:: SOURCE DATA ::

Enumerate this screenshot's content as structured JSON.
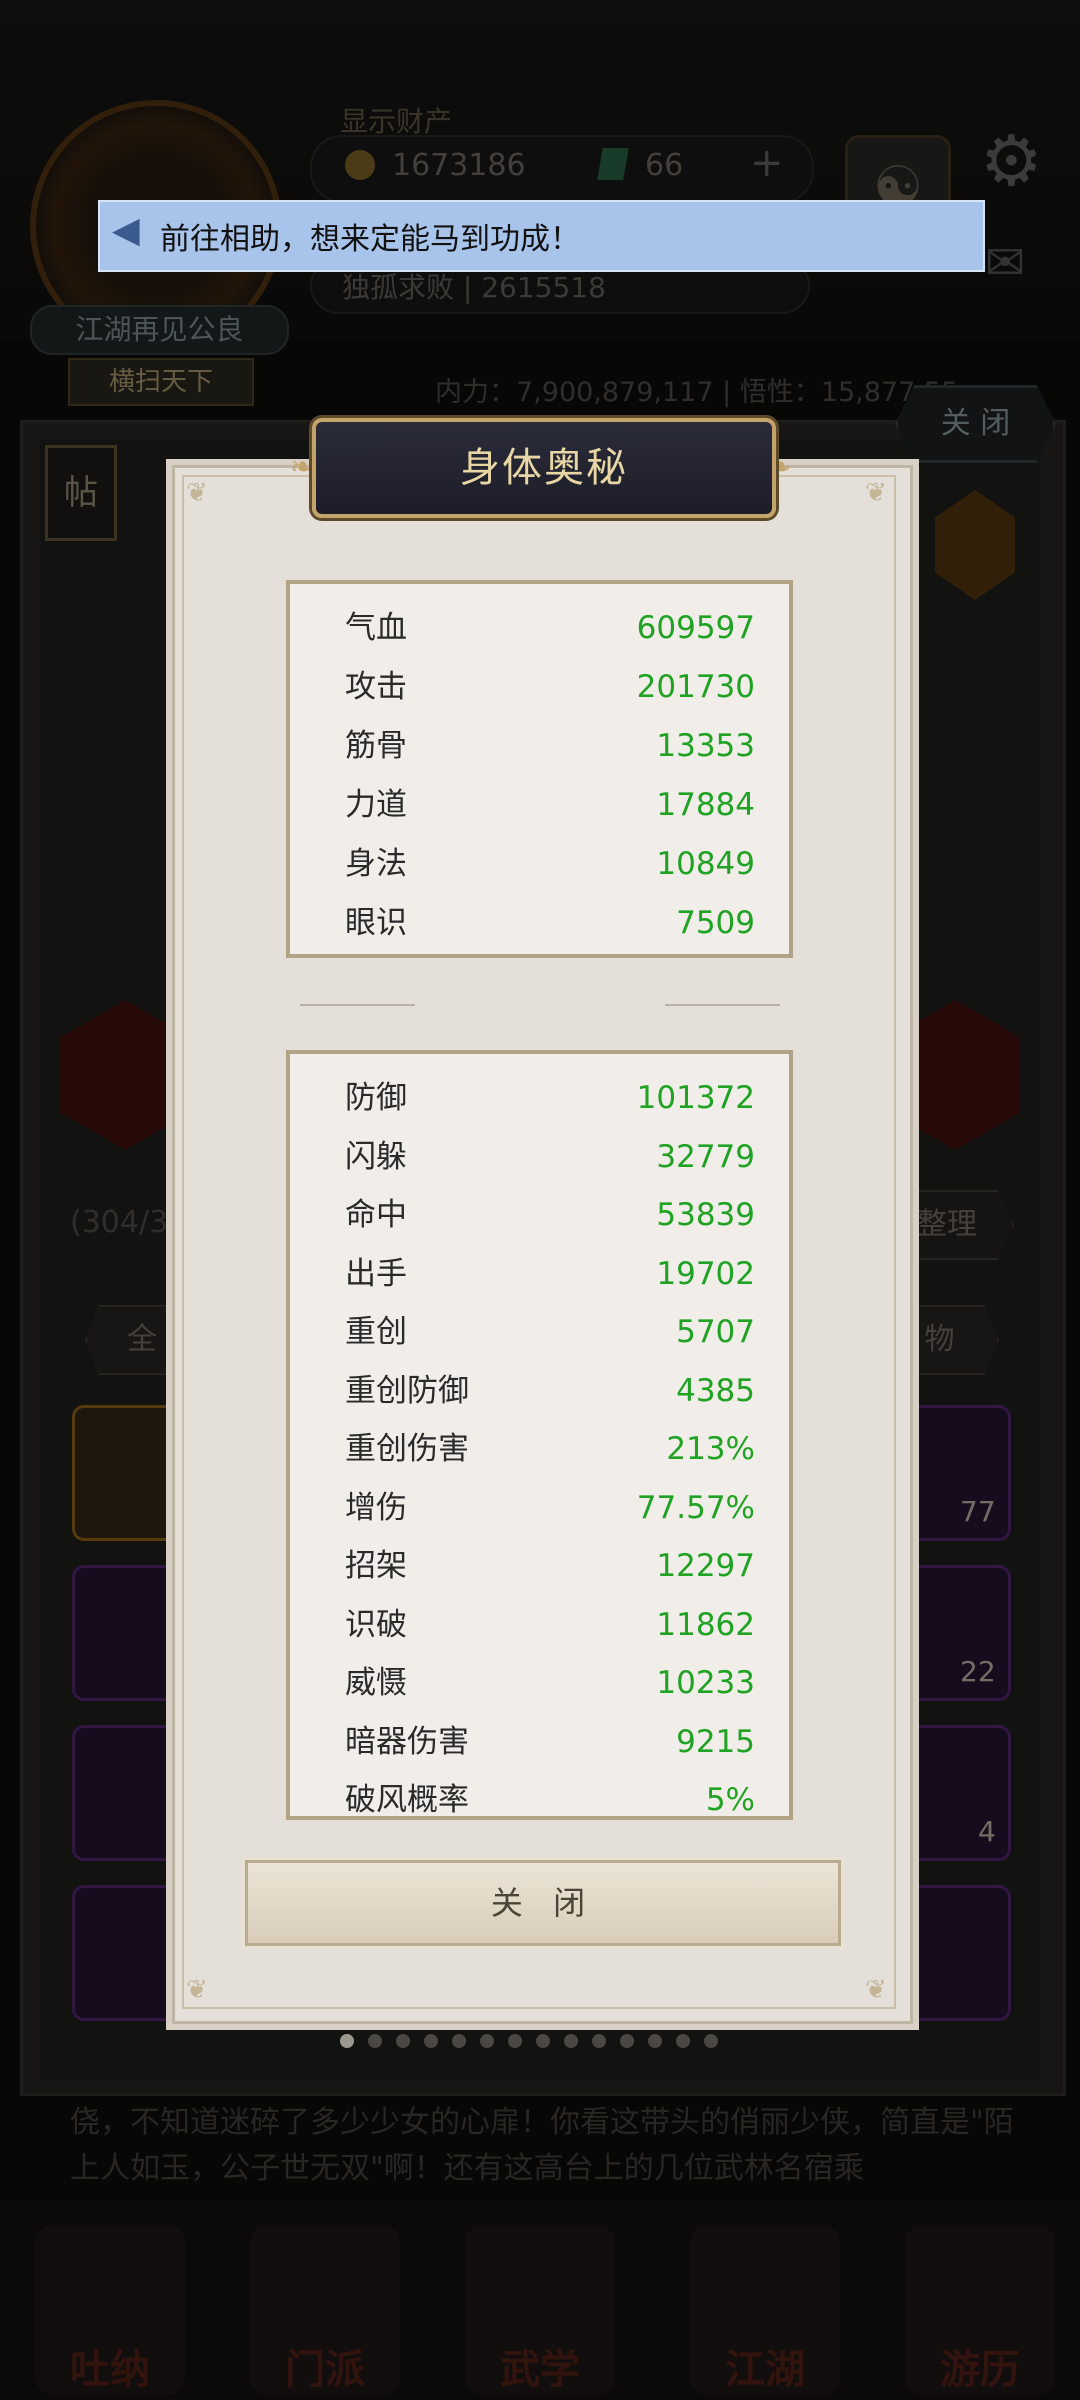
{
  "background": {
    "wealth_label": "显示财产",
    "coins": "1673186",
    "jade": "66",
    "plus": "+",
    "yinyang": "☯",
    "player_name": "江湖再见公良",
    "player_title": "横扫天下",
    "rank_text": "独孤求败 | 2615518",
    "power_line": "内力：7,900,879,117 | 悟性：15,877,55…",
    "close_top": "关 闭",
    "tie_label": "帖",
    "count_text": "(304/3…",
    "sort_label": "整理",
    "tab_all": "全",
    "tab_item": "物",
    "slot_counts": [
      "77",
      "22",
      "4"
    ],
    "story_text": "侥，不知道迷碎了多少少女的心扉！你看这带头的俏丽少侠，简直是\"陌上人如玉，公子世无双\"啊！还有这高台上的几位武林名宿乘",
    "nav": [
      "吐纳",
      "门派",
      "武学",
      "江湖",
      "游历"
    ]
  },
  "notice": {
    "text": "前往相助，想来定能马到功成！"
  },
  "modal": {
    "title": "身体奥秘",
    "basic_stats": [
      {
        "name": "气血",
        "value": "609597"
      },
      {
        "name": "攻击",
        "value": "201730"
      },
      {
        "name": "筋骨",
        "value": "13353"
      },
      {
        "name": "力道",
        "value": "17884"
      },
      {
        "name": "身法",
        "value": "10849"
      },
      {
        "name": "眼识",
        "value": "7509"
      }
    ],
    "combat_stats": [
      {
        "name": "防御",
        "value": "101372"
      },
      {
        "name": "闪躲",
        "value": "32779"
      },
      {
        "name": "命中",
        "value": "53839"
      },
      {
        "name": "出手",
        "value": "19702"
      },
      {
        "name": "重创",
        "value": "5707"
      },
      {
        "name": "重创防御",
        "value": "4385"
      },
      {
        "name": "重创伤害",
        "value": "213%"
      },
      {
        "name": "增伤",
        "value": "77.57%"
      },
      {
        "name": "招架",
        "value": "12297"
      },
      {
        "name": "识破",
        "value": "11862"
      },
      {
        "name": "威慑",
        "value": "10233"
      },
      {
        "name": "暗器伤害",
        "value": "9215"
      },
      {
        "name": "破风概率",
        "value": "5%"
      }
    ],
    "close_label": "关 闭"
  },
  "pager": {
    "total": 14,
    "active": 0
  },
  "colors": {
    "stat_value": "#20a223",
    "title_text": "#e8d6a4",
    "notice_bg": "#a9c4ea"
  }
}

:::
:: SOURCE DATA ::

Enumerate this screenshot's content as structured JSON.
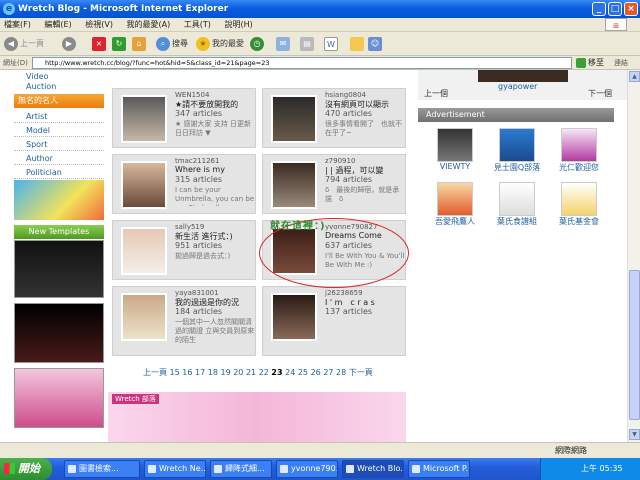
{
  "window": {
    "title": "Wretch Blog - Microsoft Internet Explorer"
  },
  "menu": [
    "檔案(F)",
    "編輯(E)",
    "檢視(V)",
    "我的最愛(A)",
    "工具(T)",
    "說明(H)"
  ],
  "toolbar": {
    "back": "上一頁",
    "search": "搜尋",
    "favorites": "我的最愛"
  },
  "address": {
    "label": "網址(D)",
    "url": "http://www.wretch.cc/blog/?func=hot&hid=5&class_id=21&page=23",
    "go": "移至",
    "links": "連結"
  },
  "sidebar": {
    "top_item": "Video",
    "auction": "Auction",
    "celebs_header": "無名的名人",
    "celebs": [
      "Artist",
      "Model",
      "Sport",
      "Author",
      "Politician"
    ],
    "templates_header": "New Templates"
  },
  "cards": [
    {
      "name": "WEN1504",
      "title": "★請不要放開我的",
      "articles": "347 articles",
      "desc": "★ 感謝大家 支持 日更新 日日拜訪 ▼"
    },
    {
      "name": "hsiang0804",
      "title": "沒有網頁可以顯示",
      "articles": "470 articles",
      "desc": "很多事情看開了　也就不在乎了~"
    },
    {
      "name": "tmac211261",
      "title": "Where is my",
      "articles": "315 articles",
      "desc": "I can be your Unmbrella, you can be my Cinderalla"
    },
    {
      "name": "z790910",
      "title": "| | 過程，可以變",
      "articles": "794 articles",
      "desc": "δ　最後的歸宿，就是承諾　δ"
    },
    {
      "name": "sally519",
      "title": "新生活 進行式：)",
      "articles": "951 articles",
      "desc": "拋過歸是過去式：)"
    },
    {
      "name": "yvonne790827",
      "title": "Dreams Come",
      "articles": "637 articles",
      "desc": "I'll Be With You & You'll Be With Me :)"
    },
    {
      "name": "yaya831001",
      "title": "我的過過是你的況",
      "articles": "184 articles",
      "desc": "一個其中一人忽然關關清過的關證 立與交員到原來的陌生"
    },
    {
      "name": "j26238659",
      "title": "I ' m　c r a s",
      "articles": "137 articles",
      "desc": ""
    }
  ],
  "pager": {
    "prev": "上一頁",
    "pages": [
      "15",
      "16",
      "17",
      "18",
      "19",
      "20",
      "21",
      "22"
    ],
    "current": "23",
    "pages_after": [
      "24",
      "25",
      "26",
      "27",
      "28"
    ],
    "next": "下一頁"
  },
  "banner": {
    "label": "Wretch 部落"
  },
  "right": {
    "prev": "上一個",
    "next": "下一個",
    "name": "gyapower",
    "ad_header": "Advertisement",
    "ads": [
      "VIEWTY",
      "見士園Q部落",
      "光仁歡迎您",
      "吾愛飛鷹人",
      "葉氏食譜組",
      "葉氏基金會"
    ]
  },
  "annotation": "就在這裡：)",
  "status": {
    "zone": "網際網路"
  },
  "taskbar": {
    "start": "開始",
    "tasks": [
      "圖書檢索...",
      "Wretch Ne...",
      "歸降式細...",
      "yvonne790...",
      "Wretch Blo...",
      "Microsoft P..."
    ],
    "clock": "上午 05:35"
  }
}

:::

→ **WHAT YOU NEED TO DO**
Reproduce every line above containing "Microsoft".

→ **OUTPUT FOR THIS TASK**
    "title": "Wretch Blog - Microsoft Internet Explorer"
      "Microsoft P..."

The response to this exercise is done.